[Entries from a dataset of interfaces]
┄┄┄┄┄┄┄┄┄┄┄┄┄┄┄┄┄┄┄┄

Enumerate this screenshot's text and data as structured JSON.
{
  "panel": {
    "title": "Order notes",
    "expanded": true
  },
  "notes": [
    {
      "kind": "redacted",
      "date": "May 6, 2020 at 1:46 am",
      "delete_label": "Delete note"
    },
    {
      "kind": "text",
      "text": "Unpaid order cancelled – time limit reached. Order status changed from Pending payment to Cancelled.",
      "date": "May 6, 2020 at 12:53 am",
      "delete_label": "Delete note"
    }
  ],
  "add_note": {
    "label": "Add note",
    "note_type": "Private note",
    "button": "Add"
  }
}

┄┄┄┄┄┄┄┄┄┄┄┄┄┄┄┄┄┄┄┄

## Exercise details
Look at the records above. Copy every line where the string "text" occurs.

## Result of this exercise
Enumerate this screenshot's text and data as structured JSON.
      "kind": "text",
      "text": "Unpaid order cancelled – time limit reached. Order status changed from Pending payment to Cancelled.",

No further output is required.